• What the task requires: Scan the data. Collect each line that contains the word "title".

• Source material:
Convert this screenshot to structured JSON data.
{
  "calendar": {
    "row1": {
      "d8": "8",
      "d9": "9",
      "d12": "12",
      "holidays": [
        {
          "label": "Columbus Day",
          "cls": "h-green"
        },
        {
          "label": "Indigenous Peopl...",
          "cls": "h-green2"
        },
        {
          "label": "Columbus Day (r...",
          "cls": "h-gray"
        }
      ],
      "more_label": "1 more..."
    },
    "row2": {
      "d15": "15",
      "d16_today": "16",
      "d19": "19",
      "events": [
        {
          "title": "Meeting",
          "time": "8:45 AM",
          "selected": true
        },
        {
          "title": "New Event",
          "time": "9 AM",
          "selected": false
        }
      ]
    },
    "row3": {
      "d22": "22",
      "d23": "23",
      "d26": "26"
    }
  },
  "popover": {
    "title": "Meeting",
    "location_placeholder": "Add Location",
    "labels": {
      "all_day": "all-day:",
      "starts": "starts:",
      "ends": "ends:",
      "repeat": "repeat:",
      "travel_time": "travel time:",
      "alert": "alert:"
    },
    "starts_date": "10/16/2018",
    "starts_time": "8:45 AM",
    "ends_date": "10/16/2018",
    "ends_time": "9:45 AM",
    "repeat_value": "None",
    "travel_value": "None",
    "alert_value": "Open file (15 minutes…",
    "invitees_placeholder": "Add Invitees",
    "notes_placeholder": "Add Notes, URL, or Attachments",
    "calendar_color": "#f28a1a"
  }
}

• Reply to the task:
          "title": "Meeting",
          "title": "New Event",
    "title": "Meeting",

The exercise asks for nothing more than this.